━━━━━ TASK INPUT

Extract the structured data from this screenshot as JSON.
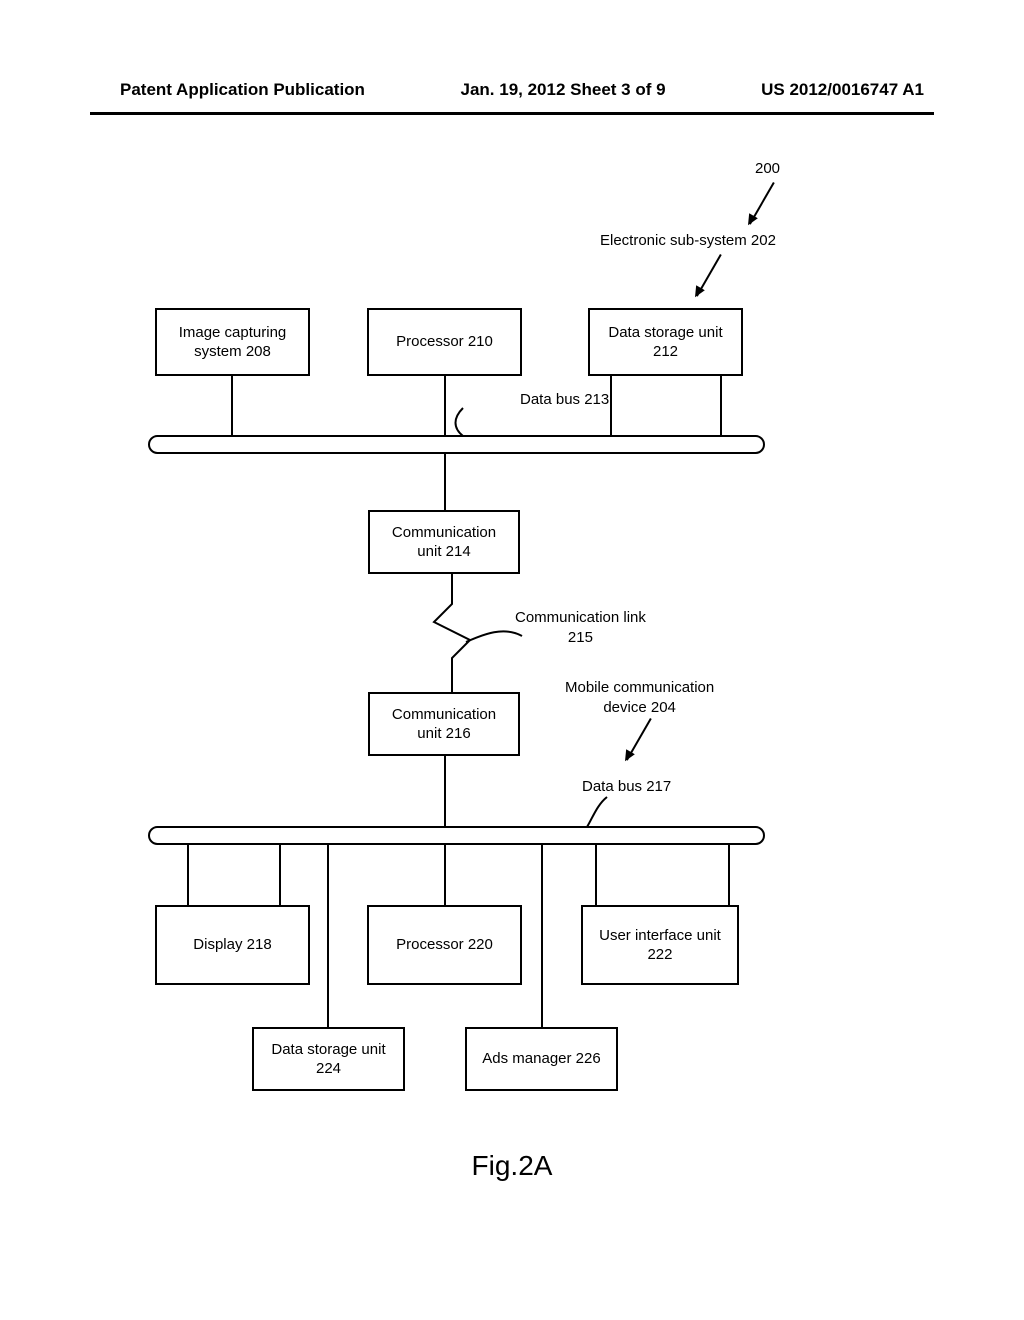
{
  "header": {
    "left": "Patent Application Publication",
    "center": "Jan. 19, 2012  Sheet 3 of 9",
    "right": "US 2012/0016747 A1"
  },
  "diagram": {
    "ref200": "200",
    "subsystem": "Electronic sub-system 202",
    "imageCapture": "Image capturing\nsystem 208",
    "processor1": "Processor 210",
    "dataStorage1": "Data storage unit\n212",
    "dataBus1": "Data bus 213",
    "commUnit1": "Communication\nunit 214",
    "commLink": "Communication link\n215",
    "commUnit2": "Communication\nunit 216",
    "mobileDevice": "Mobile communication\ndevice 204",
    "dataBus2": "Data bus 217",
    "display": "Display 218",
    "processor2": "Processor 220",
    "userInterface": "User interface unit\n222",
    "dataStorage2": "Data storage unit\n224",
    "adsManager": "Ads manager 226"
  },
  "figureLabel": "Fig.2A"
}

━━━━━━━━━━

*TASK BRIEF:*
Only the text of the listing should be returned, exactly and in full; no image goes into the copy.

*EXERCISE SOLUTION:*
Extract the structured data from this screenshot as JSON.
{
  "header": {
    "left": "Patent Application Publication",
    "center": "Jan. 19, 2012  Sheet 3 of 9",
    "right": "US 2012/0016747 A1"
  },
  "diagram": {
    "ref200": "200",
    "subsystem": "Electronic sub-system 202",
    "imageCapture": "Image capturing\nsystem 208",
    "processor1": "Processor 210",
    "dataStorage1": "Data storage unit\n212",
    "dataBus1": "Data bus 213",
    "commUnit1": "Communication\nunit 214",
    "commLink": "Communication link\n215",
    "commUnit2": "Communication\nunit 216",
    "mobileDevice": "Mobile communication\ndevice 204",
    "dataBus2": "Data bus 217",
    "display": "Display 218",
    "processor2": "Processor 220",
    "userInterface": "User interface unit\n222",
    "dataStorage2": "Data storage unit\n224",
    "adsManager": "Ads manager 226"
  },
  "figureLabel": "Fig.2A"
}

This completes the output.